The injured and sick lined up at a tent outside a crumbled hospital: adults, children and babies with festering wounds, broken bones and empty bellies.
Though more than a week had passed since Haiti's Jan. 12 earthquake, this was their first encounter with medical care. They were greeted at a makeshift clinic in the town of Leogane by a group of volunteers who had traveled from Long Island, Brooklyn and Idaho.
"There was this baby, she was screaming 'Jesus, Jesus!' " said Capenter Laborde, 44, of Coram, an airport operations supervisor and former firefighter for the Port Authority who spent four days translating for patients and arranging medical evacuation for the most critical cases.
"It was heartbreaking," he said Wednesday, after his return. "Some babies were born on the street, premature. Some still had the umbilical cord attached. There were babies with head injuries, leg fractures."
The Long Island group, which included two doctors and a nurse practitioner, was led by Lucia Anglade, a West Babylon school bus driver who in 2002 founded a nonprofit to build a school in Milot, the northern Haiti town where she grew up.
The journey was made possible by an Idaho doctor who, after discovering Anglade's Life and Hope Haiti Web site, paid for the Long Islanders to fly to Fort Lauderdale, where he joined them on a corporate jet that had been volunteered to fly them to Cap Haitien.
Their first stop was at the hospital in nearby Milot, where Anglade met a 5-year-old girl with a broken leg. She had been brought from Carrefour, near Port-au-Prince.
"I asked her for her family and she said, 'I don't know,' " Anglade said. "The hospital said she didn't have any parents."
Then they headed to Leogane, about 10 miles from the epicenter of the quake, where they took over for a group of Cuban doctors who had planned to leave but were not expecting replacements.
The handoff "was a coincidence," Laborde said. "Haiti is chaos."
The memory that continues to haunt him involves a 12-year-old girl treated for a broken leg. He had noticed her lingering in the hospital courtyard and asked how he could help.
Her parents had died in the earthquake.
"I have nowhere to go," she told him. She had been hobbling through the streets, begging for help and food. Alone and unable to run from predators, she told him she had been raped.
Laborde said he took her to a nun, who arranged for a nearby orphanage to take her in.

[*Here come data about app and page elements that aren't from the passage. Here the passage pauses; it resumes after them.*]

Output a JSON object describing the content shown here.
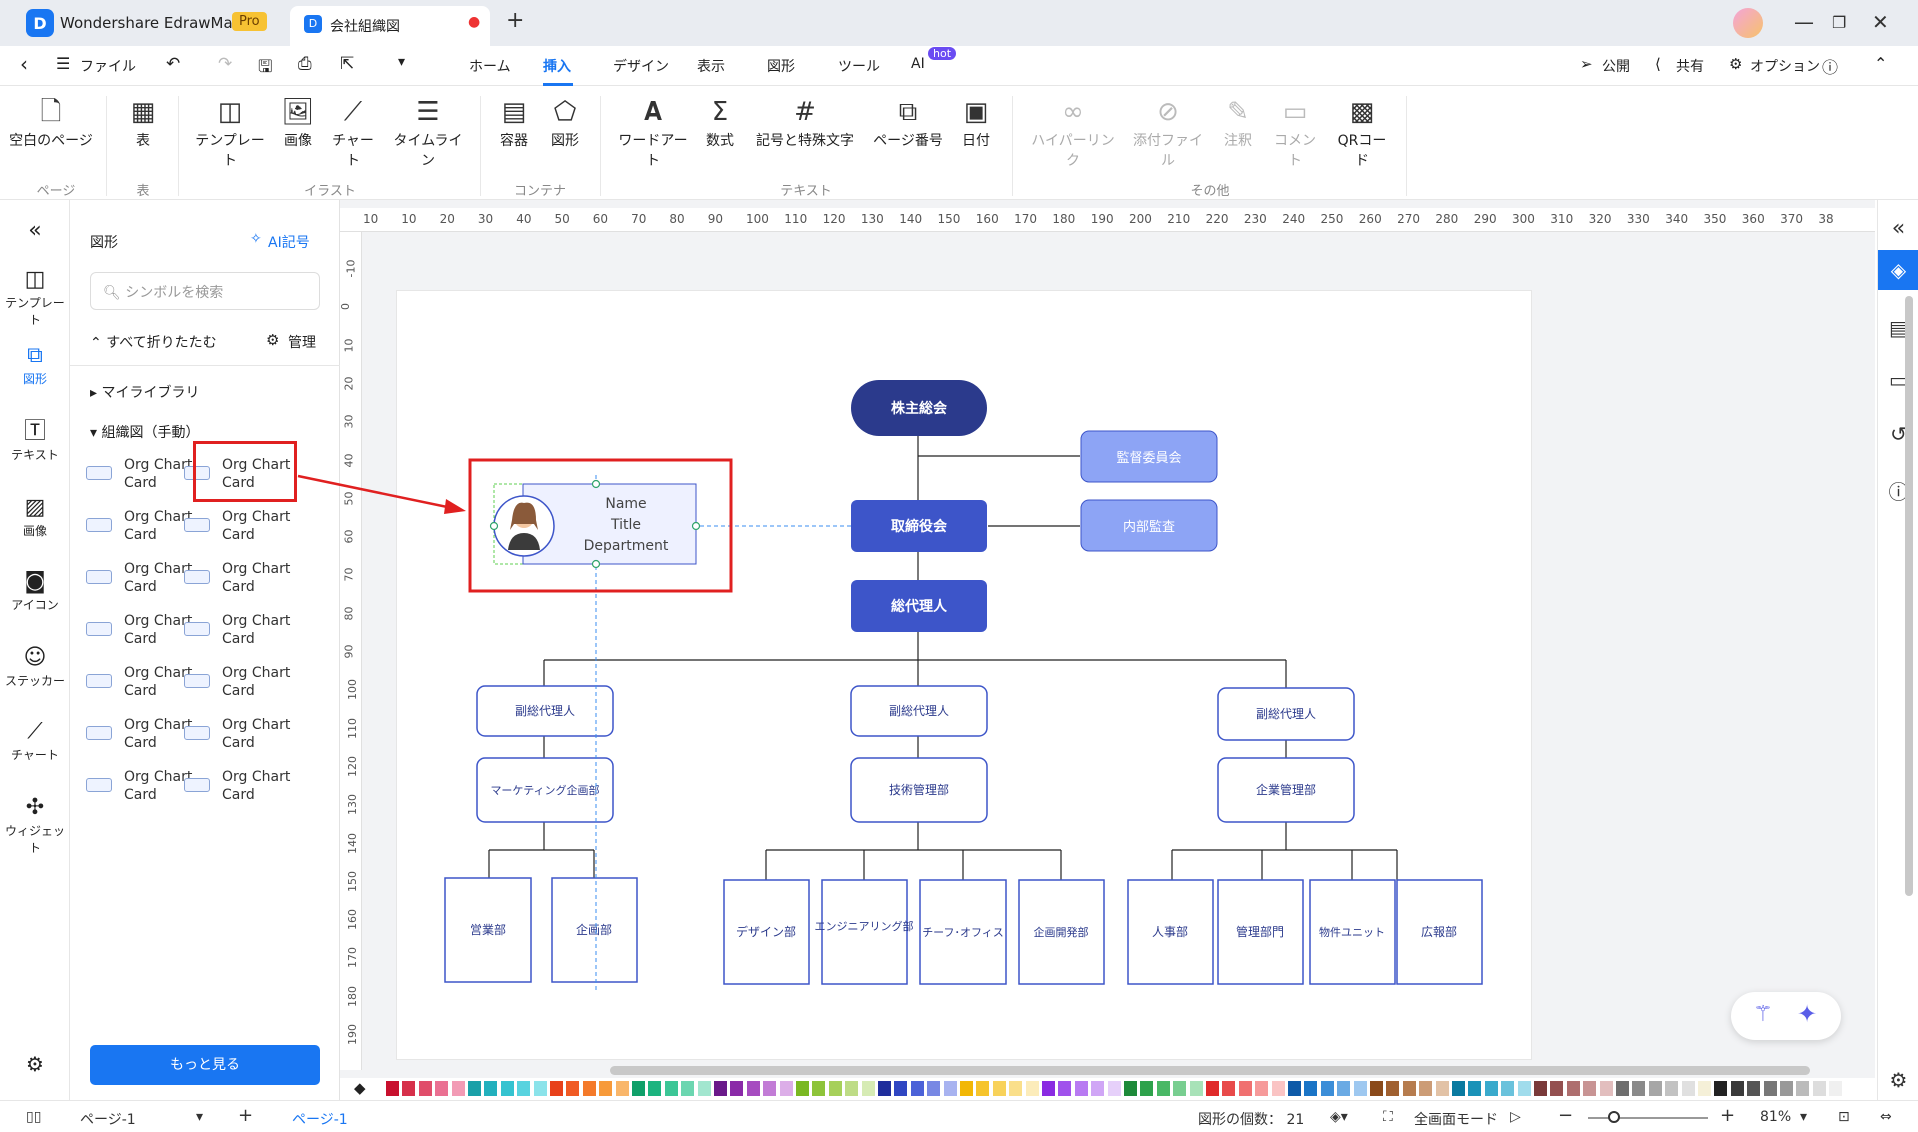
{
  "titlebar": {
    "app_name": "Wondershare EdrawMax",
    "pro_label": "Pro",
    "doc_tab": "会社組織図",
    "new_tab": "+"
  },
  "menubar": {
    "file_label": "ファイル",
    "tabs": [
      "ホーム",
      "挿入",
      "デザイン",
      "表示",
      "図形",
      "ツール",
      "AI"
    ],
    "active_tab": "挿入",
    "ai_badge": "hot",
    "publish": "公開",
    "share": "共有",
    "options": "オプション"
  },
  "ribbon": {
    "blank_page": "空白のページ",
    "table": "表",
    "template": "テンプレート",
    "image": "画像",
    "chart": "チャート",
    "timeline": "タイムライン",
    "container": "容器",
    "shape": "図形",
    "wordart": "ワードアート",
    "formula": "数式",
    "symbols": "記号と特殊文字",
    "page_number": "ページ番号",
    "date": "日付",
    "hyperlink": "ハイパーリンク",
    "attachment": "添付ファイル",
    "note": "注釈",
    "comment": "コメント",
    "qrcode": "QRコード",
    "groups": {
      "page": "ページ",
      "table": "表",
      "illustration": "イラスト",
      "container": "コンテナ",
      "text": "テキスト",
      "other": "その他"
    }
  },
  "leftbar": {
    "collapse": "«",
    "items": [
      "テンプレート",
      "図形",
      "テキスト",
      "画像",
      "アイコン",
      "ステッカー",
      "チャート",
      "ウィジェット"
    ],
    "active": "図形"
  },
  "panel": {
    "title": "図形",
    "ai_symbol": "AI記号",
    "search_placeholder": "シンボルを検索",
    "collapse_all": "すべて折りたたむ",
    "manage": "管理",
    "my_library": "マイライブラリ",
    "org_manual": "組織図（手動）",
    "card_line1": "Org Chart",
    "card_line2": "Card",
    "more": "もっと見る"
  },
  "rulers": {
    "h_ticks": [
      "10",
      "10",
      "20",
      "30",
      "40",
      "50",
      "60",
      "70",
      "80",
      "90",
      "100",
      "110",
      "120",
      "130",
      "140",
      "150",
      "160",
      "170",
      "180",
      "190",
      "200",
      "210",
      "220",
      "230",
      "240",
      "250",
      "260",
      "270",
      "280",
      "290",
      "300",
      "310",
      "320",
      "330",
      "340",
      "350",
      "360",
      "370",
      "38"
    ],
    "v_ticks": [
      "-10",
      "0",
      "10",
      "20",
      "30",
      "40",
      "50",
      "60",
      "70",
      "80",
      "90",
      "100",
      "110",
      "120",
      "130",
      "140",
      "150",
      "160",
      "170",
      "180",
      "190"
    ]
  },
  "diagram": {
    "shareholders": "株主総会",
    "supervisory": "監督委員会",
    "internal_audit": "内部監査",
    "board": "取締役会",
    "general_agent": "総代理人",
    "deputy": "副総代理人",
    "marketing": "マーケティング企画部",
    "tech": "技術管理部",
    "corp": "企業管理部",
    "sales": "営業部",
    "planning": "企画部",
    "design": "デザイン部",
    "engineering": "エンジニアリング部",
    "chief_office": "チーフ･オフィス",
    "product_dev": "企画開発部",
    "hr": "人事部",
    "admin": "管理部門",
    "property": "物件ユニット",
    "pr": "広報部",
    "card_name": "Name",
    "card_title": "Title",
    "card_dept": "Department"
  },
  "statusbar": {
    "page_select": "ページ-1",
    "page_tab": "ページ-1",
    "shape_count": "図形の個数：  21",
    "fullscreen": "全画面モード",
    "zoom": "81%"
  },
  "colors": {
    "dark_navy": "#2b3a8c",
    "royal_blue": "#3d55c9",
    "light_blue": "#8da4f5",
    "outline_blue": "#3d55c9",
    "accent": "#1976f2",
    "highlight_red": "#e02020"
  }
}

The group exhausted its supplies of antibiotics - seven of 10 women had arrived with vaginal infections from contaminated water, Laborde said - and left Leogane on Sunday, replaced by doctors from the Dominican Republic.
But they say they must return as soon as they can.
"There's so much to be done," Anglade said.